The journalists claim that Ekaterina, who criticizes restrictive laws and calls on Russian society to be tolerant on her public social media pages, is the daughter of one of the country’s main state propagandists. In her posts, the woman called for donations to the Nasiliu.net [“No To Violence,” a Russian nonprofit founded in 2015, which supports women who experience domestic violence – The Insider] and OVD-Info [an independent Russian human rights media project aimed at combating political persecution – The Insider] and criticized the arrests of protesters.
In one TikTok video in English in March 2022, Solovyova noted that “Russia is not Putin.” She also said that Russia had banned “calling war war” and had imposed military censorship.
“I want you to know, Russia is not Putin. And don't let hate win, because that's what they're trying to accomplish.”
On Twitter, Solovyova claimed that all of her activities “have always been, are and will always be anti-war,” with the post published on September 21, 2022 – the day Vladimir Putin announced the start of Russia’s “partial” mobilization.

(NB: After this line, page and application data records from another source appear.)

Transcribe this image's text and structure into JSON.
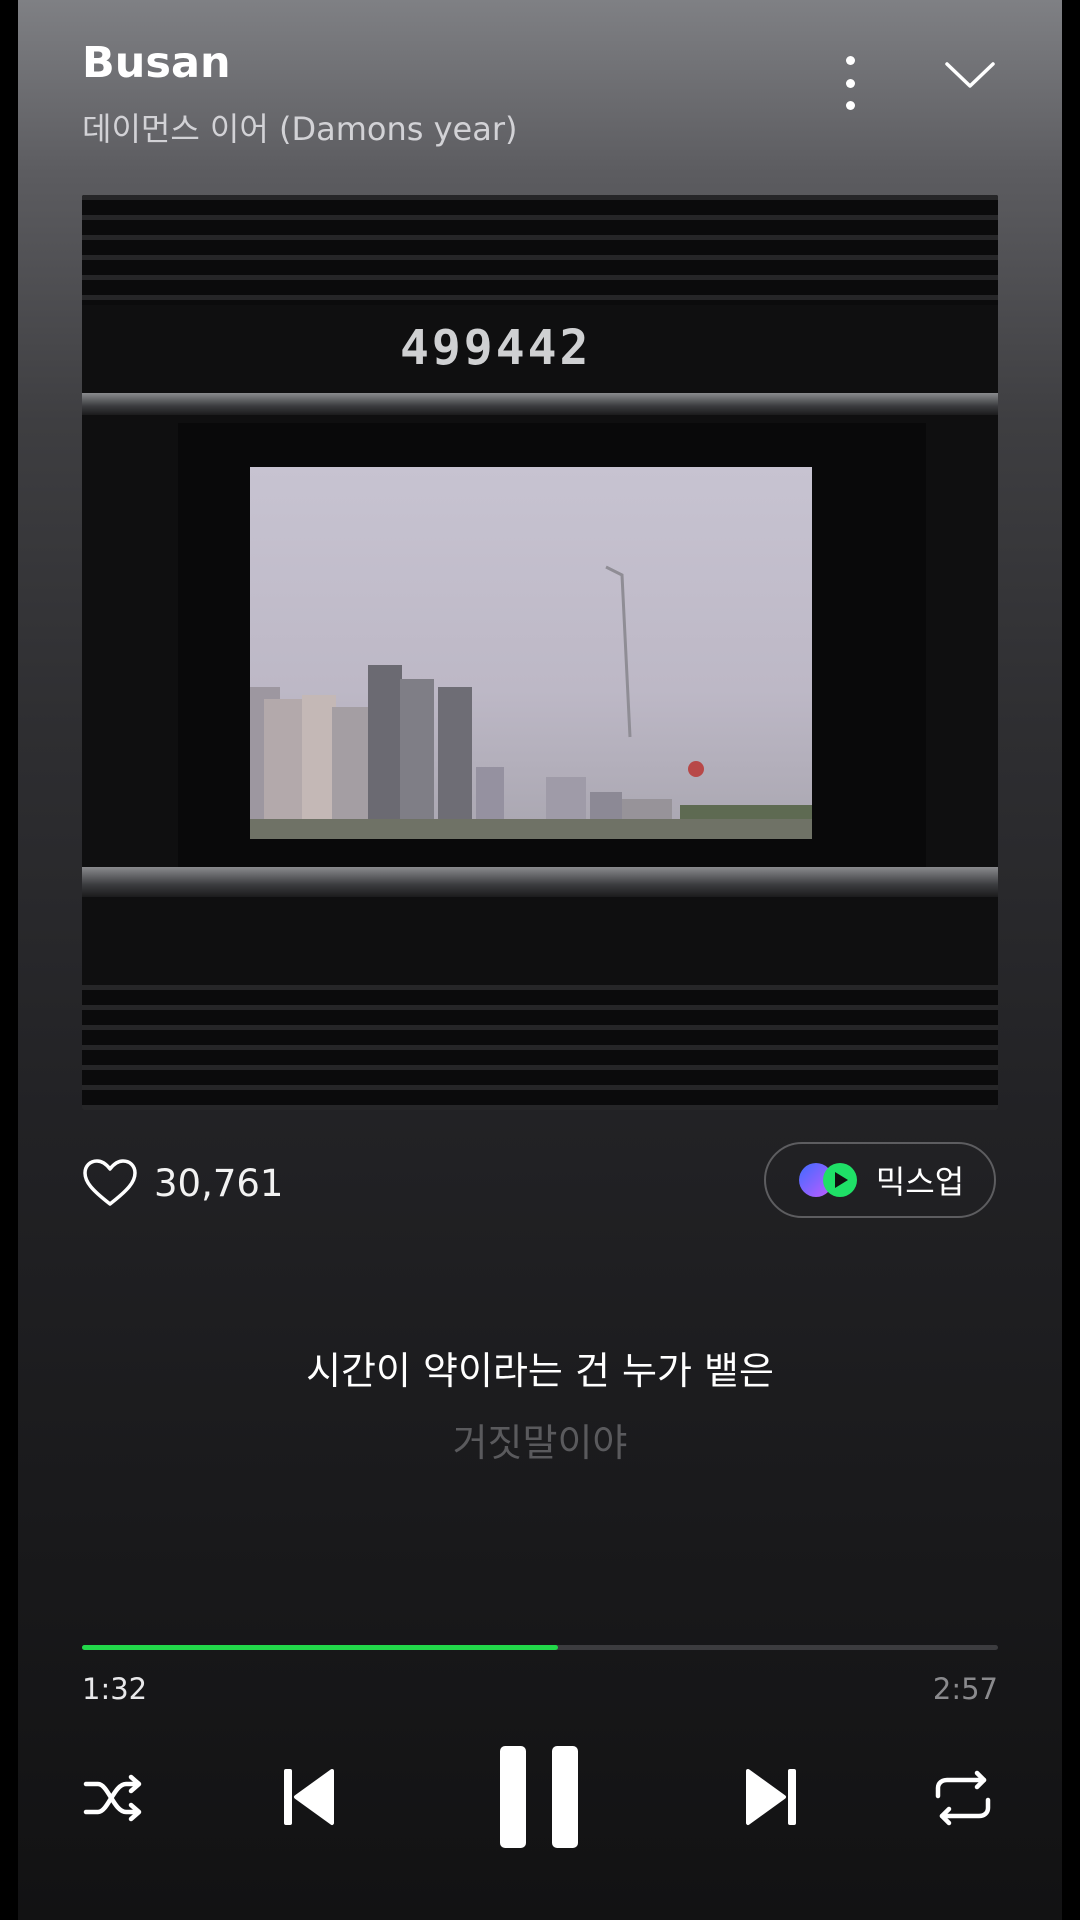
{
  "header": {
    "title": "Busan",
    "artist": "데이먼스 이어 (Damons year)"
  },
  "album_art": {
    "serial": "499442"
  },
  "likes": {
    "count": "30,761"
  },
  "mixup": {
    "label": "믹스업"
  },
  "lyrics": {
    "current": "시간이 약이라는 건 누가 뱉은",
    "next": "거짓말이야"
  },
  "progress": {
    "current": "1:32",
    "total": "2:57",
    "fraction": 0.52
  },
  "controls": [
    "shuffle-icon",
    "previous-icon",
    "pause-icon",
    "next-icon",
    "repeat-icon"
  ],
  "colors": {
    "accent": "#22d84a",
    "background_top": "#7f8084",
    "background_bottom": "#121213"
  }
}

The woman, described by Verstka as Solovyov's daughter, also plays in the musical group The BlueStocking, dances on Moscow's burlesque stages, and directs feminist plays. In April and May 2023, she staged “28 Days” – a production based on a play by playwright Olga Shilyaeva on the stigma of menstruation and domestic violence. Two screenings of the play are scheduled for July, and the Russian has already publicly expressed doubts that the performances could go ahead, as feminism in Russia could be equated with extremism.
I can honestly say that the fate of the play is unknown. It is almost impossible to predict whether feminism will be equated with extremism. But we will definitely perform it in May.
Screenshot of Ekaterina Solovyova's tweet
In 2018, Ekaterina staged a play about domestic violence in Moscow in support of the Nasiliu.net foundation (recognized as a “foreign agent” by Russia’s Ministry of Justice in 2020). According to the publication, Vladimir Solovyov attended the premiere of the play, and invited his daughter to talk about the production on the air of government-owned radio station Vesti.FM. Nasiliu.net founder Anna Rivina told Verstka that the performance led to the fund receiving 81,000 roubles in donations (close to $1500 in 2018).
Verstka also drew attention to the fact that in 2012, Solovyova reposted a message in support of Fyodor Bakhov, an accused protester in the Bolotnaya Square Case. In 2019, she expressed solidarity with the actor Pavel Ustinov, who was arrested at a protest, noting that “tomorrow, it could be one of us.”
According to the publication, the woman does not hide her kinship with Vladimir Solovyov. She has dedicated several posts to him on Instagram, and posted joint photos with him. A caption under one of the posts read: “Thank you for being my dad.”
Solovyova declined to comment on her relationship with her father and her creative work, telling Verstka that she was worried about the safety of the participants in her projects.
“The most important thing for me in this case is the safety of my colleagues, who already face injustice and narrow-mindedness all the time. I have nothing to hide, but talking about my father now means endangering not only myself and my family, but also my friends and colleagues.”
Ekaterina Solovyova did not answer when asked if her father would allow his daughter to be arrested. Vladimir Solovyov also read a message from Verstka’s editorial board asking if they had any conflicts over her daughter's anti-war stance, but left the query unanswered.